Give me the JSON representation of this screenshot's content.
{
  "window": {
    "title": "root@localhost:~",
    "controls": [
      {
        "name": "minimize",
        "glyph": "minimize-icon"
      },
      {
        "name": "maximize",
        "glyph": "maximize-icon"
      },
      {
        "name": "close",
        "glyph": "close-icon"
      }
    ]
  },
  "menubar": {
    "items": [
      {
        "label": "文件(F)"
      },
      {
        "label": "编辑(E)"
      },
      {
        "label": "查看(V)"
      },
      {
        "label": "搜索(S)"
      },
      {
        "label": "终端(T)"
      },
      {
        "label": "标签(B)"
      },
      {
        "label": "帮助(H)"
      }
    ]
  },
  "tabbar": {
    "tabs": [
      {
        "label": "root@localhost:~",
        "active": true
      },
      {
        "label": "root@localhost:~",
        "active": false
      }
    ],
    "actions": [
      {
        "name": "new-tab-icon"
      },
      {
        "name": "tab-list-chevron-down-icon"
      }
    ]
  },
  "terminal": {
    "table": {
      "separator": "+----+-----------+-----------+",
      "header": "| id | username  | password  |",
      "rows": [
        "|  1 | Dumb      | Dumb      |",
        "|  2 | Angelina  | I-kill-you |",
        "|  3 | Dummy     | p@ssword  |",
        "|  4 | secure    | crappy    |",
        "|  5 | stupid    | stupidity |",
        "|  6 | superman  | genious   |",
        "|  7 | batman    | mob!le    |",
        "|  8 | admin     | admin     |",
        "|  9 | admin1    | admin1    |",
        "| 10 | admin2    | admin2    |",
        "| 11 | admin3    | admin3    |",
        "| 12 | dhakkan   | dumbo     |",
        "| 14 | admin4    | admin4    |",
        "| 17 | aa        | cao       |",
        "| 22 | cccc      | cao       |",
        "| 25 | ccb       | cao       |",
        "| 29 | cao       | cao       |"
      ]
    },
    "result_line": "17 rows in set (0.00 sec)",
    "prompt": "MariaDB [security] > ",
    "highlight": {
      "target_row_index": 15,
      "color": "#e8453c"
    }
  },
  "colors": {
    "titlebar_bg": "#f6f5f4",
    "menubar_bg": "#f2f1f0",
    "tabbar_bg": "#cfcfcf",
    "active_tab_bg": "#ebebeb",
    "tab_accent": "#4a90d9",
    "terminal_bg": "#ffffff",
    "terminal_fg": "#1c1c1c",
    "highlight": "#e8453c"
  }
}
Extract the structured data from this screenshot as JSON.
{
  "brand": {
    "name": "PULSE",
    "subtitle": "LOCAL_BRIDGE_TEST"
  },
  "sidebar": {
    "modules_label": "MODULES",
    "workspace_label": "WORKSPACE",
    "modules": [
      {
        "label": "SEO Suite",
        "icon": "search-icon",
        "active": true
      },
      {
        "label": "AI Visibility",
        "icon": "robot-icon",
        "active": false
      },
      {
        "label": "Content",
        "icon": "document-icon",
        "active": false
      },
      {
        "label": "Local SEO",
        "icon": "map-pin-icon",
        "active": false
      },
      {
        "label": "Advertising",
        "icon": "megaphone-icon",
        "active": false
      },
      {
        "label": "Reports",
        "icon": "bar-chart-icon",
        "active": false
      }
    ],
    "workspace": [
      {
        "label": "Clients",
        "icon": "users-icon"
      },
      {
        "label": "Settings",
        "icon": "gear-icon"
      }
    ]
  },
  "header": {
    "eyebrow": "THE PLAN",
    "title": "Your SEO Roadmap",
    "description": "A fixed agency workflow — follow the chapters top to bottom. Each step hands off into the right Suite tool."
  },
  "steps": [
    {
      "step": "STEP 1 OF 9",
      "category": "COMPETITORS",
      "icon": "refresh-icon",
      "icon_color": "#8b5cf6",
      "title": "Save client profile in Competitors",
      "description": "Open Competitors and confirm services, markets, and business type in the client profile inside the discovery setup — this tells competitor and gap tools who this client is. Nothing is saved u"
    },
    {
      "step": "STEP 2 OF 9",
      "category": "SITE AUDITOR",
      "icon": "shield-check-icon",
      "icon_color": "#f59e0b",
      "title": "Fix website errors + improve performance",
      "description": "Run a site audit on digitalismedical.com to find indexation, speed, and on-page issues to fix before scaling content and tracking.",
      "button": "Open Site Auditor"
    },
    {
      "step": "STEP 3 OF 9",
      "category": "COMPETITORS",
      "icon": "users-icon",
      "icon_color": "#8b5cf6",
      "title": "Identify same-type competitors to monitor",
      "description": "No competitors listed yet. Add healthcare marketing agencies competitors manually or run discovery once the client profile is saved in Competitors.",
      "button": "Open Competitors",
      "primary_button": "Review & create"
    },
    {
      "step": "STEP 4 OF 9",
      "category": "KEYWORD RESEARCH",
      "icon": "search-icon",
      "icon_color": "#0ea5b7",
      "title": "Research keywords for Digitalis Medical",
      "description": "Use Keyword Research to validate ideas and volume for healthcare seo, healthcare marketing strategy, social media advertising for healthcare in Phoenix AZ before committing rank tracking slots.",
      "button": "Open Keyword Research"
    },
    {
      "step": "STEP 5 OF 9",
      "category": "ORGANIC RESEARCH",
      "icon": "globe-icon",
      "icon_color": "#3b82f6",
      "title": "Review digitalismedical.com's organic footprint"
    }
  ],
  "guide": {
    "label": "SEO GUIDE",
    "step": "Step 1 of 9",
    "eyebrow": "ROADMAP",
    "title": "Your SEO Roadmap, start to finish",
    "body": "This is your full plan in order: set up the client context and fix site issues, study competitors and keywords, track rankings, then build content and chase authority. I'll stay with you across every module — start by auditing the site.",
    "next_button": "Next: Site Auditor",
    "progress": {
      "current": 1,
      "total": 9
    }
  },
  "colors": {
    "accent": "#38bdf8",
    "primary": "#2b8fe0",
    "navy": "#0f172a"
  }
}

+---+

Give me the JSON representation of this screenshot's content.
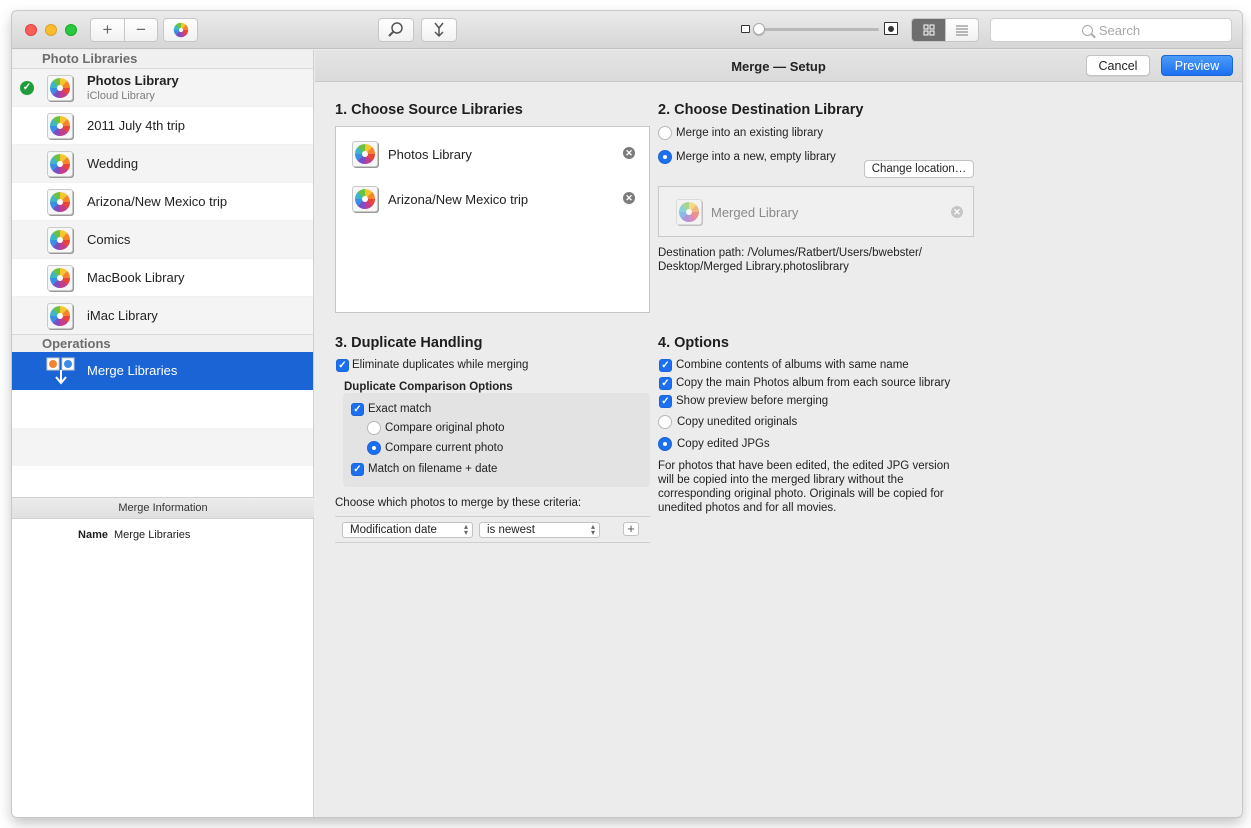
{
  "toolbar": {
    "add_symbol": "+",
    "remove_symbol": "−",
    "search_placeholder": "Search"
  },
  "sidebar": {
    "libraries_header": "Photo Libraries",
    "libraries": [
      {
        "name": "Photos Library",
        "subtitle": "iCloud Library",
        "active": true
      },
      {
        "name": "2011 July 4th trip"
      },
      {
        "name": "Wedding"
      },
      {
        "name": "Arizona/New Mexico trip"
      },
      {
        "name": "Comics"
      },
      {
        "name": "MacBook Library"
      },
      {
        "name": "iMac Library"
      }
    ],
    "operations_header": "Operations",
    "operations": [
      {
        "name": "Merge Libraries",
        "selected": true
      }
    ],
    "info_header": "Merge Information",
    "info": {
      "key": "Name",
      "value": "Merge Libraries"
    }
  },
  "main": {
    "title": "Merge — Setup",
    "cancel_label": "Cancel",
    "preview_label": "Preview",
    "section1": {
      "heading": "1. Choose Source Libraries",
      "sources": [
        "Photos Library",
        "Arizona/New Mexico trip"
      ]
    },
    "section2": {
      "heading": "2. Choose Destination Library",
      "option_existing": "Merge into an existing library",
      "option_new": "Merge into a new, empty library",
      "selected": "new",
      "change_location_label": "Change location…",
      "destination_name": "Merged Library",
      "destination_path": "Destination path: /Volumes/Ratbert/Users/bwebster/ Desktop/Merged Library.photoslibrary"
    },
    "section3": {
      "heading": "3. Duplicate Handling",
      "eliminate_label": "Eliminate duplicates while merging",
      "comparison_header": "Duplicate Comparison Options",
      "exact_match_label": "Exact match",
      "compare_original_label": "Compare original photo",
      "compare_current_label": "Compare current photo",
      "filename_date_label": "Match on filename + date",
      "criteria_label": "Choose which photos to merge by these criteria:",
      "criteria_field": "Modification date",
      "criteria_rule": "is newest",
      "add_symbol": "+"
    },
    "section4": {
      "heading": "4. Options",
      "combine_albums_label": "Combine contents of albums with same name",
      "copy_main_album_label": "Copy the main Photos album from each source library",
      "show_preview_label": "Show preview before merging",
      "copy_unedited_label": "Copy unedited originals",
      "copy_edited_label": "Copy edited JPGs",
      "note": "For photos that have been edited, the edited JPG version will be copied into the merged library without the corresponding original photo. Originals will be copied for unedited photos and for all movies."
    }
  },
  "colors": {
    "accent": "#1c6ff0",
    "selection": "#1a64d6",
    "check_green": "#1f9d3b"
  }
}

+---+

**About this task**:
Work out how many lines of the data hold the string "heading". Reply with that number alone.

**Response to this task**:
4